DIRECTIONS FOR THIS TASK: Pictures aside, copy every record word for word.
═════ MATERIAL SHOWN
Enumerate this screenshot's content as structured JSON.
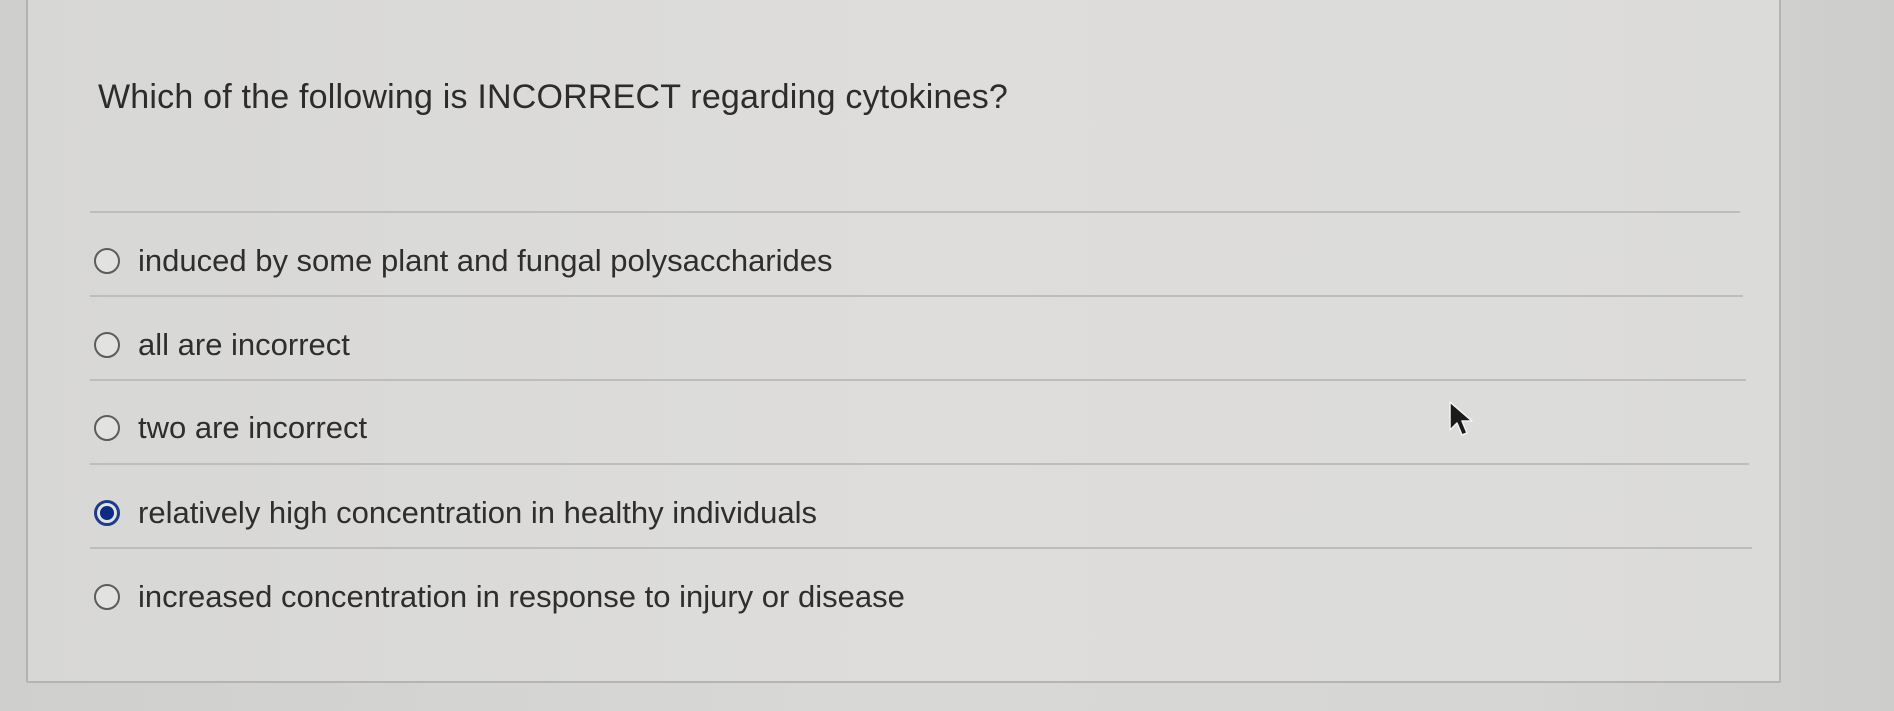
{
  "question": {
    "text": "Which of the following is INCORRECT regarding cytokines?"
  },
  "options": [
    {
      "label": "induced by some plant and fungal polysaccharides",
      "selected": false
    },
    {
      "label": "all are incorrect",
      "selected": false
    },
    {
      "label": "two are incorrect",
      "selected": false
    },
    {
      "label": "relatively high concentration in healthy individuals",
      "selected": true
    },
    {
      "label": "increased concentration in response to injury or disease",
      "selected": false
    }
  ],
  "colors": {
    "selected_accent": "#0d2b84",
    "text": "#2e2e2e",
    "background": "#d7d7d5"
  },
  "icons": {
    "pointer": "mouse-pointer-icon"
  }
}
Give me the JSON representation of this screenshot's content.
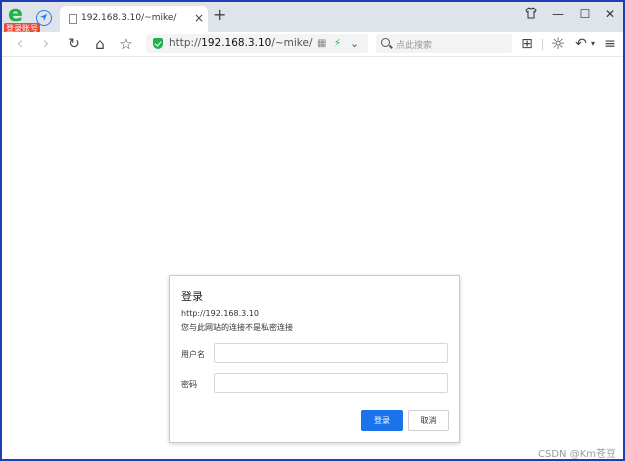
{
  "browser": {
    "login_badge": "登录账号",
    "tab": {
      "title": "192.168.3.10/~mike/",
      "close": "×"
    },
    "new_tab": "+",
    "window_controls": {
      "shirt": "👕",
      "minimize": "—",
      "maximize": "☐",
      "close": "✕"
    },
    "toolbar": {
      "back": "‹",
      "forward": "›",
      "reload": "↻",
      "home": "⌂",
      "favorite": "☆",
      "url_scheme": "http://",
      "url_host": "192.168.3.10",
      "url_path": "/~mike/",
      "grid_glyph": "▦",
      "lightning_glyph": "⚡",
      "dropdown_glyph": "⌄",
      "search_placeholder": "点此搜索",
      "apps_glyph": "⊞",
      "brightness_glyph": "☼",
      "undo_glyph": "↶",
      "undo_caret": "▾",
      "menu_glyph": "≡"
    },
    "icons": [
      "browser-logo-icon",
      "navigation-icon",
      "page-icon",
      "shirt-icon",
      "back-arrow-icon",
      "forward-arrow-icon",
      "reload-icon",
      "home-icon",
      "star-icon",
      "shield-icon",
      "lightning-icon",
      "search-icon",
      "apps-grid-icon",
      "brightness-icon",
      "undo-icon",
      "menu-icon"
    ],
    "colors": {
      "frame": "#1f3fb0",
      "tab_strip": "#dfe3ea",
      "shield": "#22b14c",
      "accent": "#1a73e8"
    }
  },
  "dialog": {
    "title": "登录",
    "url": "http://192.168.3.10",
    "warning": "您与此网站的连接不是私密连接",
    "username_label": "用户名",
    "username_value": "",
    "password_label": "密码",
    "password_value": "",
    "login_button": "登录",
    "cancel_button": "取消"
  },
  "watermark": "CSDN @Km苍豆"
}
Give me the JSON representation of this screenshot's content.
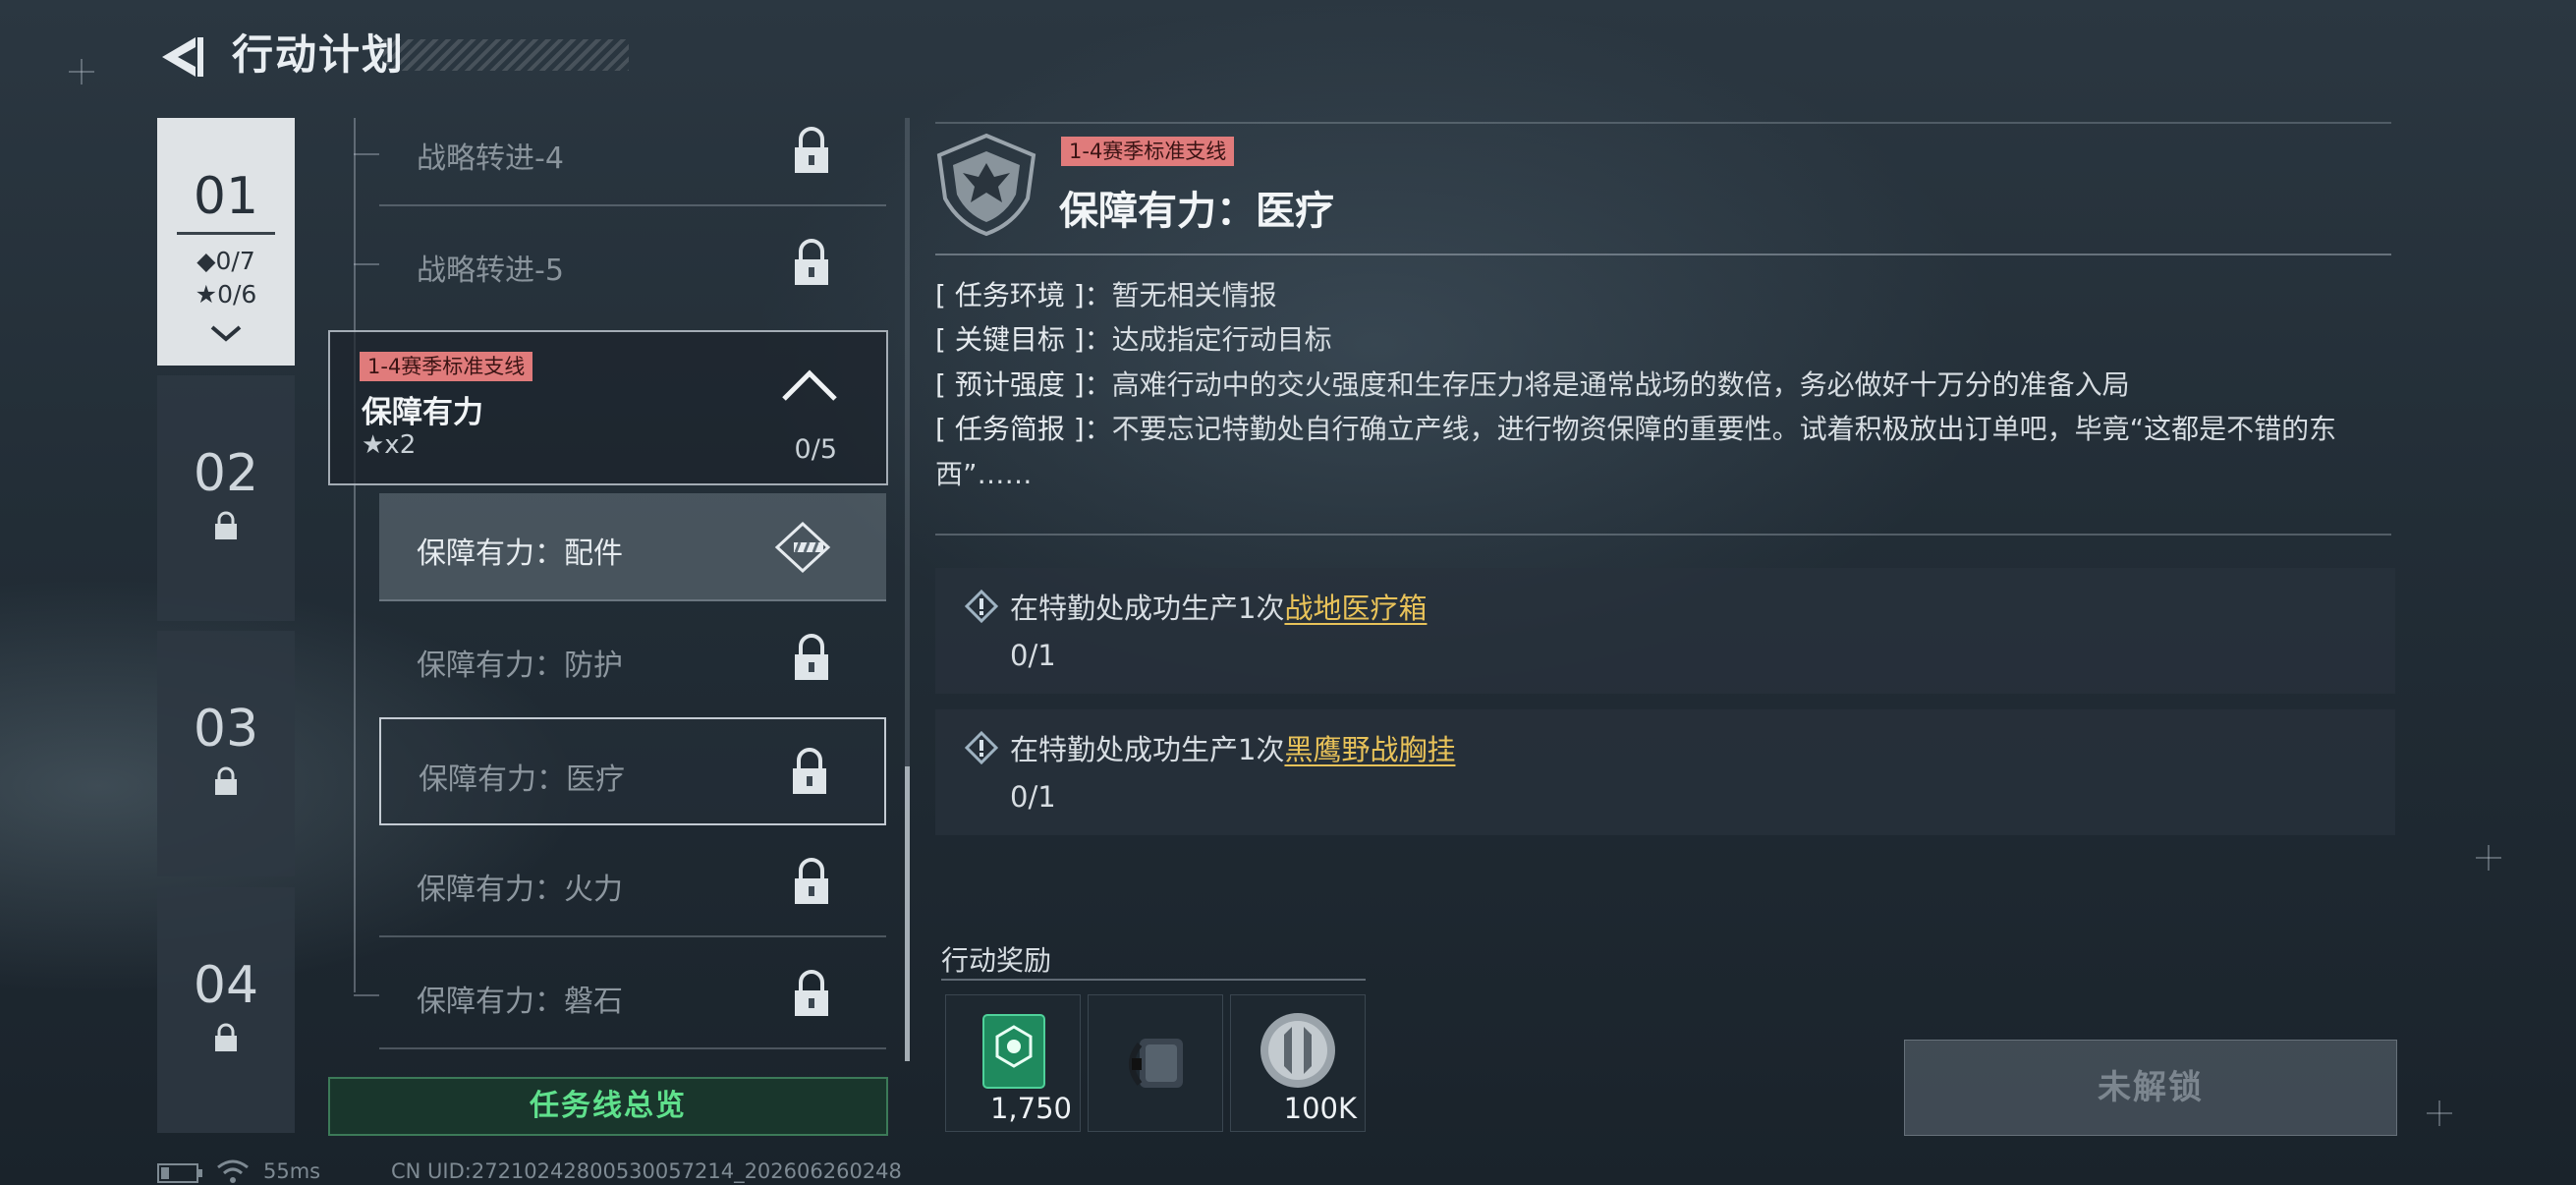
{
  "header": {
    "title": "行动计划"
  },
  "chapters": [
    {
      "num": "01",
      "diamond_stat": "◆0/7",
      "star_stat": "★0/6"
    },
    {
      "num": "02"
    },
    {
      "num": "03"
    },
    {
      "num": "04"
    }
  ],
  "missions_above": [
    {
      "label": "战略转进-4"
    },
    {
      "label": "战略转进-5"
    }
  ],
  "group": {
    "badge": "1-4赛季标准支线",
    "name": "保障有力",
    "stars": "★x2",
    "progress": "0/5"
  },
  "missions": [
    {
      "label": "保障有力：配件"
    },
    {
      "label": "保障有力：防护"
    },
    {
      "label": "保障有力：医疗"
    },
    {
      "label": "保障有力：火力"
    },
    {
      "label": "保障有力：磐石"
    }
  ],
  "overview_button": "任务线总览",
  "detail": {
    "badge": "1-4赛季标准支线",
    "title": "保障有力：医疗",
    "env_key": "[ 任务环境 ]：",
    "env_val": "暂无相关情报",
    "goal_key": "[ 关键目标 ]：",
    "goal_val": "达成指定行动目标",
    "intensity_key": "[ 预计强度 ]：",
    "intensity_val": "高难行动中的交火强度和生存压力将是通常战场的数倍，务必做好十万分的准备入局",
    "brief_key": "[ 任务简报 ]：",
    "brief_val": "不要忘记特勤处自行确立产线，进行物资保障的重要性。试着积极放出订单吧，毕竟“这都是不错的东西”……"
  },
  "objectives": [
    {
      "text": "在特勤处成功生产1次",
      "highlight": "战地医疗箱",
      "progress": "0/1"
    },
    {
      "text": "在特勤处成功生产1次",
      "highlight": "黑鹰野战胸挂",
      "progress": "0/1"
    }
  ],
  "rewards": {
    "title": "行动奖励",
    "items": [
      {
        "icon": "green-supply-card-icon",
        "count": "1,750"
      },
      {
        "icon": "gear-accessory-icon",
        "count": ""
      },
      {
        "icon": "silver-coin-icon",
        "count": "100K"
      }
    ]
  },
  "unlock_button": "未解锁",
  "status": {
    "ping": "55ms",
    "uid": "CN UID:27210242800530057214_202606260248"
  },
  "colors": {
    "badge": "#e07b7b",
    "highlight": "#e8c259",
    "overview_green": "#5fe08c"
  }
}
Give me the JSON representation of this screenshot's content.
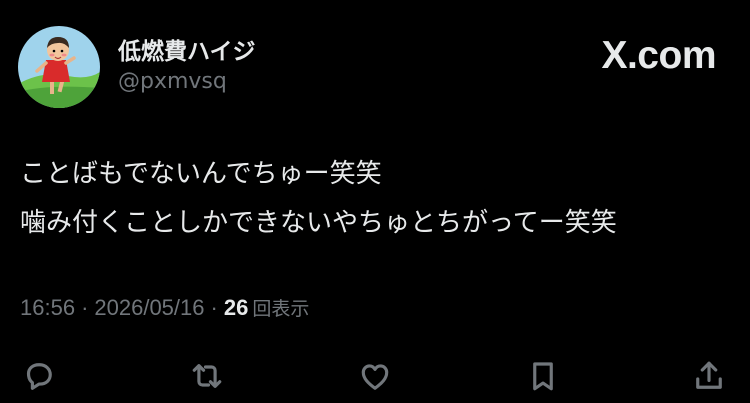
{
  "header": {
    "display_name": "低燃費ハイジ",
    "handle": "@pxmvsq",
    "brand": "X.com",
    "avatar_icon": "avatar-girl-on-hill-icon"
  },
  "tweet": {
    "lines": [
      "ことばもでないんでちゅー笑笑",
      "噛み付くことしかできないやちゅとちがってー笑笑"
    ]
  },
  "meta": {
    "time": "16:56",
    "date": "2026/05/16",
    "separator": "·",
    "views_count": "26",
    "views_label": "回表示"
  },
  "actions": {
    "reply_icon": "reply-icon",
    "retweet_icon": "retweet-icon",
    "like_icon": "like-icon",
    "bookmark_icon": "bookmark-icon",
    "share_icon": "share-icon"
  },
  "colors": {
    "background": "#000000",
    "primary_text": "#e7e9ea",
    "secondary_text": "#71767b",
    "avatar_sky": "#9fd3ec",
    "avatar_grass": "#6cc24a",
    "avatar_dress": "#d92b2b"
  }
}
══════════
EXERCISE SOLUTION:
Enumerate this screenshot's content as structured JSON.
{
  "question": {
    "text": "Which of the following is INCORRECT regarding cytokines?"
  },
  "options": [
    {
      "label": "induced by some plant and fungal polysaccharides",
      "selected": false
    },
    {
      "label": "all are incorrect",
      "selected": false
    },
    {
      "label": "two are incorrect",
      "selected": false
    },
    {
      "label": "relatively high concentration in healthy individuals",
      "selected": true
    },
    {
      "label": "increased concentration in response to injury or disease",
      "selected": false
    }
  ],
  "colors": {
    "selected_accent": "#0d2b84",
    "text": "#2e2e2e",
    "background": "#d7d7d5"
  },
  "icons": {
    "pointer": "mouse-pointer-icon"
  }
}
Give me the JSON representation of this screenshot's content.
{
  "browser": {
    "login_badge": "登录账号",
    "tab": {
      "title": "192.168.3.10/~mike/",
      "close": "×"
    },
    "new_tab": "+",
    "window_controls": {
      "shirt": "👕",
      "minimize": "—",
      "maximize": "☐",
      "close": "✕"
    },
    "toolbar": {
      "back": "‹",
      "forward": "›",
      "reload": "↻",
      "home": "⌂",
      "favorite": "☆",
      "url_scheme": "http://",
      "url_host": "192.168.3.10",
      "url_path": "/~mike/",
      "grid_glyph": "▦",
      "lightning_glyph": "⚡",
      "dropdown_glyph": "⌄",
      "search_placeholder": "点此搜索",
      "apps_glyph": "⊞",
      "brightness_glyph": "☼",
      "undo_glyph": "↶",
      "undo_caret": "▾",
      "menu_glyph": "≡"
    },
    "icons": [
      "browser-logo-icon",
      "navigation-icon",
      "page-icon",
      "shirt-icon",
      "back-arrow-icon",
      "forward-arrow-icon",
      "reload-icon",
      "home-icon",
      "star-icon",
      "shield-icon",
      "lightning-icon",
      "search-icon",
      "apps-grid-icon",
      "brightness-icon",
      "undo-icon",
      "menu-icon"
    ],
    "colors": {
      "frame": "#1f3fb0",
      "tab_strip": "#dfe3ea",
      "shield": "#22b14c",
      "accent": "#1a73e8"
    }
  },
  "dialog": {
    "title": "登录",
    "url": "http://192.168.3.10",
    "warning": "您与此网站的连接不是私密连接",
    "username_label": "用户名",
    "username_value": "",
    "password_label": "密码",
    "password_value": "",
    "login_button": "登录",
    "cancel_button": "取消"
  },
  "watermark": "CSDN @Km苍豆"
}
Give me the JSON representation of this screenshot's content.
{
  "header": {
    "title": "行动计划"
  },
  "chapters": [
    {
      "num": "01",
      "diamond_stat": "◆0/7",
      "star_stat": "★0/6"
    },
    {
      "num": "02"
    },
    {
      "num": "03"
    },
    {
      "num": "04"
    }
  ],
  "missions_above": [
    {
      "label": "战略转进-4"
    },
    {
      "label": "战略转进-5"
    }
  ],
  "group": {
    "badge": "1-4赛季标准支线",
    "name": "保障有力",
    "stars": "★x2",
    "progress": "0/5"
  },
  "missions": [
    {
      "label": "保障有力：配件"
    },
    {
      "label": "保障有力：防护"
    },
    {
      "label": "保障有力：医疗"
    },
    {
      "label": "保障有力：火力"
    },
    {
      "label": "保障有力：磐石"
    }
  ],
  "overview_button": "任务线总览",
  "detail": {
    "badge": "1-4赛季标准支线",
    "title": "保障有力：医疗",
    "env_key": "[ 任务环境 ]：",
    "env_val": "暂无相关情报",
    "goal_key": "[ 关键目标 ]：",
    "goal_val": "达成指定行动目标",
    "intensity_key": "[ 预计强度 ]：",
    "intensity_val": "高难行动中的交火强度和生存压力将是通常战场的数倍，务必做好十万分的准备入局",
    "brief_key": "[ 任务简报 ]：",
    "brief_val": "不要忘记特勤处自行确立产线，进行物资保障的重要性。试着积极放出订单吧，毕竟“这都是不错的东西”……"
  },
  "objectives": [
    {
      "text": "在特勤处成功生产1次",
      "highlight": "战地医疗箱",
      "progress": "0/1"
    },
    {
      "text": "在特勤处成功生产1次",
      "highlight": "黑鹰野战胸挂",
      "progress": "0/1"
    }
  ],
  "rewards": {
    "title": "行动奖励",
    "items": [
      {
        "icon": "green-supply-card-icon",
        "count": "1,750"
      },
      {
        "icon": "gear-accessory-icon",
        "count": ""
      },
      {
        "icon": "silver-coin-icon",
        "count": "100K"
      }
    ]
  },
  "unlock_button": "未解锁",
  "status": {
    "ping": "55ms",
    "uid": "CN UID:27210242800530057214_202606260248"
  },
  "colors": {
    "badge": "#e07b7b",
    "highlight": "#e8c259",
    "overview_green": "#5fe08c"
  }
}
Give me the JSON representation of this screenshot's content.
{
  "header": {
    "display_name": "低燃費ハイジ",
    "handle": "@pxmvsq",
    "brand": "X.com",
    "avatar_icon": "avatar-girl-on-hill-icon"
  },
  "tweet": {
    "lines": [
      "ことばもでないんでちゅー笑笑",
      "噛み付くことしかできないやちゅとちがってー笑笑"
    ]
  },
  "meta": {
    "time": "16:56",
    "date": "2026/05/16",
    "separator": "·",
    "views_count": "26",
    "views_label": "回表示"
  },
  "actions": {
    "reply_icon": "reply-icon",
    "retweet_icon": "retweet-icon",
    "like_icon": "like-icon",
    "bookmark_icon": "bookmark-icon",
    "share_icon": "share-icon"
  },
  "colors": {
    "background": "#000000",
    "primary_text": "#e7e9ea",
    "secondary_text": "#71767b",
    "avatar_sky": "#9fd3ec",
    "avatar_grass": "#6cc24a",
    "avatar_dress": "#d92b2b"
  }
}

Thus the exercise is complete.